■ Stored dataset items ■

################

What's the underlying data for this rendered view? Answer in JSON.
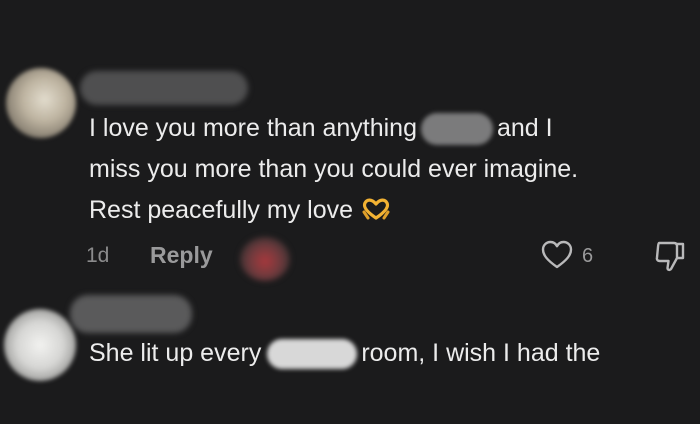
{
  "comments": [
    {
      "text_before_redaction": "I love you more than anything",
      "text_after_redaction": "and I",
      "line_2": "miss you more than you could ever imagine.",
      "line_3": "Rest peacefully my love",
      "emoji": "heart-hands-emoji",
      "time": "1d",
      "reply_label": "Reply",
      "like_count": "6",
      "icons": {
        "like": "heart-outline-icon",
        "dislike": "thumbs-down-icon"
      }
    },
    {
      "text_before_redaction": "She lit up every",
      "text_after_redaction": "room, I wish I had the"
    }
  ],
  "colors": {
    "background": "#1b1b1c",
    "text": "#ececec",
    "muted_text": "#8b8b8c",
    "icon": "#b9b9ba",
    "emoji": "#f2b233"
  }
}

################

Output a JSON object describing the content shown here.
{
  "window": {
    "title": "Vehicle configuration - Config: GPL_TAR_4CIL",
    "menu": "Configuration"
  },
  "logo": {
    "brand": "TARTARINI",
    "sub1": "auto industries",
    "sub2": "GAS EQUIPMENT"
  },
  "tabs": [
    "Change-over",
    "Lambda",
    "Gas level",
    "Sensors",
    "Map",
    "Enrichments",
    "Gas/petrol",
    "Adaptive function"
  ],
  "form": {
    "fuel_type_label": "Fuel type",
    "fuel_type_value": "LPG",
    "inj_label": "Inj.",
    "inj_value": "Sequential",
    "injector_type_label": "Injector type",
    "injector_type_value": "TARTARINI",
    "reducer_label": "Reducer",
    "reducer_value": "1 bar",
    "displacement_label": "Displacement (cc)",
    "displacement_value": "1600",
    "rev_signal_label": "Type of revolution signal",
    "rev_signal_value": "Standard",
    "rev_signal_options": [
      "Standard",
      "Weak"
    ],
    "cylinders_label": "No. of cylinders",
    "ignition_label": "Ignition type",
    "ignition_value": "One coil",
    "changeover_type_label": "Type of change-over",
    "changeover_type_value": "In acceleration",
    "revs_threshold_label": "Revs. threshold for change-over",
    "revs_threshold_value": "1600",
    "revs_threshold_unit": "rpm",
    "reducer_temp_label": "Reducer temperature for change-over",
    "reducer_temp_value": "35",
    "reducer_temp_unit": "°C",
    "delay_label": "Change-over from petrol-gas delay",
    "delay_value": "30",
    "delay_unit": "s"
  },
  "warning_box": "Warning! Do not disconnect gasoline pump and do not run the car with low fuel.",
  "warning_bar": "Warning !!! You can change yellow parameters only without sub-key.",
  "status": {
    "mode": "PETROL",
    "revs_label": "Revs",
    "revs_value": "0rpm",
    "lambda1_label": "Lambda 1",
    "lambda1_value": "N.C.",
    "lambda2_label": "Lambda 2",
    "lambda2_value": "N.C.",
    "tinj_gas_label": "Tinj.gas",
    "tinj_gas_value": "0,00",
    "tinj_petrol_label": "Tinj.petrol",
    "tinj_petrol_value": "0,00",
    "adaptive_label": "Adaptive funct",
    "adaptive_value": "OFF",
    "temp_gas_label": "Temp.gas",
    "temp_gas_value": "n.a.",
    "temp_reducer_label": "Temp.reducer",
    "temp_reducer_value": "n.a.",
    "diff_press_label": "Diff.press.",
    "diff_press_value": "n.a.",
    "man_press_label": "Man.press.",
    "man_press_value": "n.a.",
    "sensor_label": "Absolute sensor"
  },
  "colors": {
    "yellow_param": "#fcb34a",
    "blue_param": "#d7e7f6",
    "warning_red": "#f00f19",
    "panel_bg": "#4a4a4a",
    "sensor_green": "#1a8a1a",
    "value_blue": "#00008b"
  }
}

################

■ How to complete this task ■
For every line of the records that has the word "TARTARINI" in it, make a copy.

■ Result of this task ■
    "brand": "TARTARINI",
    "injector_type_value": "TARTARINI",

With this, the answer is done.